As noted, plaintiff moved to strike portions of the Page declaration pertaining to Mr. Page's estimates of the amount of time required to promulgate regulations under Section 112(c). Plaintiff argues that: (1) the declaration does not state facts within Mr. Page's personal knowledge, but only opinions about how long rulemaking might take; (2) Mr. Page's estimates are admissible neither as expert testimony under Rule 702 of the Federal Rules of Evidence nor as lay opinion testimony under Rule 701; and (3) parts of the declaration are "purely conclusory," in that they state only what Mr. Page personally believes, unsupported by any facts. Although (as has already been discussed) the Court finds the Page declaration to be of limited value in determining what an appropriate timetable for regulation might be, this does not justify striking the affidavit. The Court therefore denied the motion to strike on March 31, 2006.
For the foregoing reasons, the Court finds that there are no genuine issues of material fact and that plaintiff is entitled to judgment as a matter of law. Accordingly, the Court denied defendant's motion for summary judgment, granted plaintiff's motion, and entered summary judgment for plaintiff on March 31, 2006. The Court further concluded that ordering the defendant to promulgate regulations under the following timetable, as set forth in the March 31, 2006 Order, will best preserve the intent of Congress in enacting the 1990 Clean Air Act amendments, without calling upon defendants to do the impossible.
EPA shall promulgate standards under Section 112(d) of the Clean Air Act for those area source categories listed by EPA pursuant to Section 112(c)(3) and 112(k)(3)(B) as source categories that are necessary to meet the 90 percent statutory threshold identified in Section 112(c)(3) and 112(k)(3)(B), and for which it has not yet issued standards, as follows:
12/15/06 4 listed categories
6/15/07 6 listed categories
12/15/07 10 listed categories
6/15/08 10 listed categories
12/15/08 10 listed categories
6/15/09 10 listed categories
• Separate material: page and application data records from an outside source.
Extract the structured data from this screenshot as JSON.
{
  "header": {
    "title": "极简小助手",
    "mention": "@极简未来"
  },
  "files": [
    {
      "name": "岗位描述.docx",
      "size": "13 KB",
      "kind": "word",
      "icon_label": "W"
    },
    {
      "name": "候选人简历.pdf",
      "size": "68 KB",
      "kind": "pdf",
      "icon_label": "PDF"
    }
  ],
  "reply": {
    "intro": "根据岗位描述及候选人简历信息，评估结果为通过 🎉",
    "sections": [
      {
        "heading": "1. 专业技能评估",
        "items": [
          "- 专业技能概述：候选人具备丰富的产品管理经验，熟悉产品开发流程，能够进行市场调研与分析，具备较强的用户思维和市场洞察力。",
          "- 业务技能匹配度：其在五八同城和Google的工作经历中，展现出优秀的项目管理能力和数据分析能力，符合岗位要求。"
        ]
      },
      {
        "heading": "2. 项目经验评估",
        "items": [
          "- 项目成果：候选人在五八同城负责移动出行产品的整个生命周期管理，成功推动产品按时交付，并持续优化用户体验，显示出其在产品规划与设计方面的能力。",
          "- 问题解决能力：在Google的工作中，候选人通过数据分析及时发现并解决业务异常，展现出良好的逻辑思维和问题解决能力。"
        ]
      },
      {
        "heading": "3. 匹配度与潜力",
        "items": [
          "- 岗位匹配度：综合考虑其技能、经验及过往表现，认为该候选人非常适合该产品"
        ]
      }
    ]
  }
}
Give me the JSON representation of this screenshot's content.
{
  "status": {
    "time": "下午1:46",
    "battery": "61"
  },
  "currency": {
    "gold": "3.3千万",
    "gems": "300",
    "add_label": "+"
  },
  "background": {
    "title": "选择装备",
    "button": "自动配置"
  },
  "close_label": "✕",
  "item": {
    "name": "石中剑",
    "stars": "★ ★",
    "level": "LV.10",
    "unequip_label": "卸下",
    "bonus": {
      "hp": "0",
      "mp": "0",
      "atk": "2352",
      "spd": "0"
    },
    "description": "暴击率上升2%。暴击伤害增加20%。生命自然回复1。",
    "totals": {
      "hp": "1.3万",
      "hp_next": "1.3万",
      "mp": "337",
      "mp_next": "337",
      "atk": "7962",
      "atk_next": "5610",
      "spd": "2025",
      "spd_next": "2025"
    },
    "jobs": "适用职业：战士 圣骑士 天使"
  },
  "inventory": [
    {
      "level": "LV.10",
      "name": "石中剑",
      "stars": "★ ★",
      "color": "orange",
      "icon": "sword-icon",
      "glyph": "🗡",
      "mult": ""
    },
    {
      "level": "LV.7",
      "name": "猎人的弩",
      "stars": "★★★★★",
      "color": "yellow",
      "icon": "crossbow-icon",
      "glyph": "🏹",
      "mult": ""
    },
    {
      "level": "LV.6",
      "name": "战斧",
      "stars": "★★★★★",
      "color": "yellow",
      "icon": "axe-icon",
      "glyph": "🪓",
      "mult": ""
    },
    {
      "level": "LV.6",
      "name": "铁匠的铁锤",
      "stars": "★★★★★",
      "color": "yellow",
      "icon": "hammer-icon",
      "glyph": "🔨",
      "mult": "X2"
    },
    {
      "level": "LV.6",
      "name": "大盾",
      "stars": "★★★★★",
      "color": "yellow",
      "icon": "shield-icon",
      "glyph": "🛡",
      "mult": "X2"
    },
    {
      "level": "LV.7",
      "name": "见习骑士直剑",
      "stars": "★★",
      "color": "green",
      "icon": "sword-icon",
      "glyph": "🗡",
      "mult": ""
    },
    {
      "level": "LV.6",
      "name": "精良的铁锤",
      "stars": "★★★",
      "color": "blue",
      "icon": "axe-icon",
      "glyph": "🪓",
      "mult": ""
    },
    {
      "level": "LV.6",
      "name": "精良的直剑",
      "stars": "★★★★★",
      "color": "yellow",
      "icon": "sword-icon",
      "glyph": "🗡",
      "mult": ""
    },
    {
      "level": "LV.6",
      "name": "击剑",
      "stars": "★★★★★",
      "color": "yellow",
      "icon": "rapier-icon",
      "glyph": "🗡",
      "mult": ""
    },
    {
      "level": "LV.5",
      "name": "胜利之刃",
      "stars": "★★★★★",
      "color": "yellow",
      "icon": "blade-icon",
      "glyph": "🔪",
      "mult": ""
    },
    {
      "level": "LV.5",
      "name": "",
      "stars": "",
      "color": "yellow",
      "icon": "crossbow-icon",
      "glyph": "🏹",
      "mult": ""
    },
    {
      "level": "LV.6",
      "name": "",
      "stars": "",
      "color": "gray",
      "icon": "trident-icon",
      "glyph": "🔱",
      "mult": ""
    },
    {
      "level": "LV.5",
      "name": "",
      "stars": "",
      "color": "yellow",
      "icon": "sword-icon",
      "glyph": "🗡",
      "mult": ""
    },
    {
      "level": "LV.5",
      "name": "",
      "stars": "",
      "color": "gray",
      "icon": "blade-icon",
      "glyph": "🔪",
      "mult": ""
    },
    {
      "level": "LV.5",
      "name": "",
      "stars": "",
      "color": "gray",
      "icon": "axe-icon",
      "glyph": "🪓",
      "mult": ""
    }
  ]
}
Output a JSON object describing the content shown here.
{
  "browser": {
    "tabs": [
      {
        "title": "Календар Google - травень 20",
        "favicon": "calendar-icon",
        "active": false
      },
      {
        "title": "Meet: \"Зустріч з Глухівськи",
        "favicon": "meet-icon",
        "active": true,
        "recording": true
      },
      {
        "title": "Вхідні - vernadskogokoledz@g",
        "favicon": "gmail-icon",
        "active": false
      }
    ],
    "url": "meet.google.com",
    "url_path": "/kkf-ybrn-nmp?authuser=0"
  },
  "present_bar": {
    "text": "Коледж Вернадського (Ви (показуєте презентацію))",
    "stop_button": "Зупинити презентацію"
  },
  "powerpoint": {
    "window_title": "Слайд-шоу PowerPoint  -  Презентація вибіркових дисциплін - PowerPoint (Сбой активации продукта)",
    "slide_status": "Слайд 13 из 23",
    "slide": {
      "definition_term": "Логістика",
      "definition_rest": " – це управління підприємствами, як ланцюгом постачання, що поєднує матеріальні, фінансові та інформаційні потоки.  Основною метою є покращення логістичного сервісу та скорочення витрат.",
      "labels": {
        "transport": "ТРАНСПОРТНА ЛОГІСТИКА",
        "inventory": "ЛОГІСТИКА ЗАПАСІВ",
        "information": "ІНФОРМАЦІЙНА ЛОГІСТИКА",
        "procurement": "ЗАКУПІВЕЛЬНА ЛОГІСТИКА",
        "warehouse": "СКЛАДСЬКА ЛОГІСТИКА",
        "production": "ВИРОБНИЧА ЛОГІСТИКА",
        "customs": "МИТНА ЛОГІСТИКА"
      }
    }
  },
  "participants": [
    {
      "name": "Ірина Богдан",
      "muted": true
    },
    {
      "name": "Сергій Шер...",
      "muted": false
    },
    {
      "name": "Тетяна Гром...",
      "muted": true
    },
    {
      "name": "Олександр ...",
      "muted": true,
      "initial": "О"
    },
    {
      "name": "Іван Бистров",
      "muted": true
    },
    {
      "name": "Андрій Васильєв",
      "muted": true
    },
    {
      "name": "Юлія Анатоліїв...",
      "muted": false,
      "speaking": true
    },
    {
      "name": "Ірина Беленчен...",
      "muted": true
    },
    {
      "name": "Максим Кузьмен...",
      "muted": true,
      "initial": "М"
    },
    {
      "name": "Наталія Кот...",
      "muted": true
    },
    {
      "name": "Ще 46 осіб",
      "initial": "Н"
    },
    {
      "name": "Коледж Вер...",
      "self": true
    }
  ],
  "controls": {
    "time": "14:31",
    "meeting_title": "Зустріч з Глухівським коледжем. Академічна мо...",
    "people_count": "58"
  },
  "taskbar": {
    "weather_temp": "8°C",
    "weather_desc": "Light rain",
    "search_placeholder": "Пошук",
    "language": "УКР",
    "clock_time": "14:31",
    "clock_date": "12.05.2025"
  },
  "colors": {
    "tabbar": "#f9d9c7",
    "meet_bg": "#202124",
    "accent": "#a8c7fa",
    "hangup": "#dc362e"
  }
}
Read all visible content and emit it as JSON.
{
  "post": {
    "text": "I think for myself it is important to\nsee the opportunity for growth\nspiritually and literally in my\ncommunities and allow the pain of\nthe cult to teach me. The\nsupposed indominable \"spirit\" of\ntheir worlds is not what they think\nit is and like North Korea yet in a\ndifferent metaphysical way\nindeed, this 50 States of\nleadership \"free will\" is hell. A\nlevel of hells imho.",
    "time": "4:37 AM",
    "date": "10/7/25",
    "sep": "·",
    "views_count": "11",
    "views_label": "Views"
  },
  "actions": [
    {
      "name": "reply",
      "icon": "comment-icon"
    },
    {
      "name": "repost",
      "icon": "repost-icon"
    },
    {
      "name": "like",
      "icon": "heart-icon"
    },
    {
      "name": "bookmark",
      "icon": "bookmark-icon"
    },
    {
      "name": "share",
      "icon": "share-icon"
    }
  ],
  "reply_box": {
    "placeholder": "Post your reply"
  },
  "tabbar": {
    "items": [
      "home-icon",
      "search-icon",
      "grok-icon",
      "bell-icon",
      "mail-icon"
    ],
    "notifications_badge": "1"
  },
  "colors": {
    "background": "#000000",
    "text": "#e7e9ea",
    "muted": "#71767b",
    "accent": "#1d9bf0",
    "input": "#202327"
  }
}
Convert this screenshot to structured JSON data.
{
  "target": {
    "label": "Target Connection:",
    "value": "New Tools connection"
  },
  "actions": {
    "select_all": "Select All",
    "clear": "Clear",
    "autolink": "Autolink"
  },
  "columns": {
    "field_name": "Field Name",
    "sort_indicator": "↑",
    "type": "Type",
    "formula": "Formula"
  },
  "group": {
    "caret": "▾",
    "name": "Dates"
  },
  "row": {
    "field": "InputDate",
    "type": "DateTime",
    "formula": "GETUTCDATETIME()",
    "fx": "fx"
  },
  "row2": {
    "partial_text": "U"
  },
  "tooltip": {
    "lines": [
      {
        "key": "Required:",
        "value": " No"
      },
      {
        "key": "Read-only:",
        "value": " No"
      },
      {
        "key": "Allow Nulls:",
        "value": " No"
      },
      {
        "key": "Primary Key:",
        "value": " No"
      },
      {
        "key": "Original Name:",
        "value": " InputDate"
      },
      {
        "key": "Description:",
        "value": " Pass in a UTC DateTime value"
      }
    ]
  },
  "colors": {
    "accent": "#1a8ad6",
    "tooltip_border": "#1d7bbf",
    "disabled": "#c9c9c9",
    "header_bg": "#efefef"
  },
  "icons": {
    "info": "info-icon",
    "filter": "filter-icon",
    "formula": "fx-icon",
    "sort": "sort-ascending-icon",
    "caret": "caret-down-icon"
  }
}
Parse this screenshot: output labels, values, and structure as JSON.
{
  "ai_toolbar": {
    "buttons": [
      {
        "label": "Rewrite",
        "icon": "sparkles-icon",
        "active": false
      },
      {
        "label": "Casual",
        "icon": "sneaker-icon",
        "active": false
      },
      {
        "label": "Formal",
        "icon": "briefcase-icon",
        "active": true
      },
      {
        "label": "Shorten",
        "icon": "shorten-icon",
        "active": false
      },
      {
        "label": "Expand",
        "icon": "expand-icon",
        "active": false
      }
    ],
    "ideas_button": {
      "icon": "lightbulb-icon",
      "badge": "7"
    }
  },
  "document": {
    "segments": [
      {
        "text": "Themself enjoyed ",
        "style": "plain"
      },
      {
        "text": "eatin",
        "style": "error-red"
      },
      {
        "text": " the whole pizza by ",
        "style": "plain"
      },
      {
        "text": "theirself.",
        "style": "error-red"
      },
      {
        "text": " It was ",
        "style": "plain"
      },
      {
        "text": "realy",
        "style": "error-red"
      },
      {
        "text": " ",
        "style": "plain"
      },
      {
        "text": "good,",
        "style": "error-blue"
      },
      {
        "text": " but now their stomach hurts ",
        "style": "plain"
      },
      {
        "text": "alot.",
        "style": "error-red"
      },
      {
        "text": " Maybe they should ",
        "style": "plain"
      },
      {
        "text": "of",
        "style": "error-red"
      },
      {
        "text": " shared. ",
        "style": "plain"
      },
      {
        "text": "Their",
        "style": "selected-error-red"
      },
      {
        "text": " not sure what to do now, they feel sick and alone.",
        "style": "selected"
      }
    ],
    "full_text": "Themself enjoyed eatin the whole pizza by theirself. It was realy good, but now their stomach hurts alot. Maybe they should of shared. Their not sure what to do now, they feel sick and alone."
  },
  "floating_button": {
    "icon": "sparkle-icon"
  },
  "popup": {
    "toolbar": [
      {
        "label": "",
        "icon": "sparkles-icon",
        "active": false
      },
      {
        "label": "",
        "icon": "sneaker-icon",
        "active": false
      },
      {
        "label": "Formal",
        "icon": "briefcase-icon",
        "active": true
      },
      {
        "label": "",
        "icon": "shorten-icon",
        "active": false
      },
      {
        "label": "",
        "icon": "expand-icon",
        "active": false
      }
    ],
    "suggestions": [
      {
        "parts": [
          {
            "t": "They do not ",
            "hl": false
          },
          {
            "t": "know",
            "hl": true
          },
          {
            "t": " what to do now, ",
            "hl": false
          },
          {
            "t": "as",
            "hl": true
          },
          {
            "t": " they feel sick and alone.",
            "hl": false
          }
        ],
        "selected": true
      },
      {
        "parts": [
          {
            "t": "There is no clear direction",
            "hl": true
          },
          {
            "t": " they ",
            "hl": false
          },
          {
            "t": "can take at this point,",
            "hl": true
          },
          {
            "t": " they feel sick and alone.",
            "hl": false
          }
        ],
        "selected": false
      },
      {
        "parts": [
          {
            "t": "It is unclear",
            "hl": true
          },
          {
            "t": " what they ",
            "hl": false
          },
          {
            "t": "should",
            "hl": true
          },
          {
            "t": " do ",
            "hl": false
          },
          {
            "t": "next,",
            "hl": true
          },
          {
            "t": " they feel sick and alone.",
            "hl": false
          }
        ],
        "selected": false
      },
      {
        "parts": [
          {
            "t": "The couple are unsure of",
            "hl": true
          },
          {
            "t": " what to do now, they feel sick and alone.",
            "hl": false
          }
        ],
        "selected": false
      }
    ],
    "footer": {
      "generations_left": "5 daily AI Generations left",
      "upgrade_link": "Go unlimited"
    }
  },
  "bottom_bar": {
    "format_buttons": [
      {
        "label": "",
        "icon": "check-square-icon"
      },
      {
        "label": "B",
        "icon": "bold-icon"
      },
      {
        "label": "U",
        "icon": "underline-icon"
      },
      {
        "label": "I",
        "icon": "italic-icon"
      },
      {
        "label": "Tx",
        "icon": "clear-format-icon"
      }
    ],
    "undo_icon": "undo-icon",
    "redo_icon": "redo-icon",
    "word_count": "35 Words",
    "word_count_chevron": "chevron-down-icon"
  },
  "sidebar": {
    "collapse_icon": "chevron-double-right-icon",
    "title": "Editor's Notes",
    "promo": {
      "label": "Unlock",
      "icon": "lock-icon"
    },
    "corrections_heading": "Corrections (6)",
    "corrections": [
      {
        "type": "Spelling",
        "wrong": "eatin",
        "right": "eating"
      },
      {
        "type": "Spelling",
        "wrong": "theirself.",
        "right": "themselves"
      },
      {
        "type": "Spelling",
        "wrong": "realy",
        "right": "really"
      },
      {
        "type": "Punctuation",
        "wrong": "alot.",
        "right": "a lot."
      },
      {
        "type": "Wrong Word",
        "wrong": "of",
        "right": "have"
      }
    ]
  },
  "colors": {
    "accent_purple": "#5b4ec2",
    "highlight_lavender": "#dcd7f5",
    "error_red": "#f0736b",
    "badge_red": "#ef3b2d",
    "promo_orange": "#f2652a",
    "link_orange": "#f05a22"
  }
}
No later than December 15, 2007, EPA shall promulgate emission standards assuring that source categories accounting for not less than 90 percent of the aggregate emissions of each of the hazardous air pollutants enumerated in Section 112(c)(6) are subject to emission standards under Section 112(d)(2) or (d)(4). EPA shall retain its statutory authority to revise the list of area source categories under Section 112(c)(3) and 112(k)(3)(B).
For the three remaining Groups of categories of consumer or commercial products ("product categories") listed by EPA pursuant to Section 183(e) of the Clean Air Act, EPA shall promulgate regulations or control techniques guidelines under Section 183(e), to meet the 80 percent statutory threshold identified in that section, as follows:
9/30/06 Group II
9/30/07 Group III
9/30/08 Group IV
EPA shall retain its statutory authority under Section 183(e) to revise the product category list or product category groups.
An Order consistent with this Opinion issued on March 31, 2006.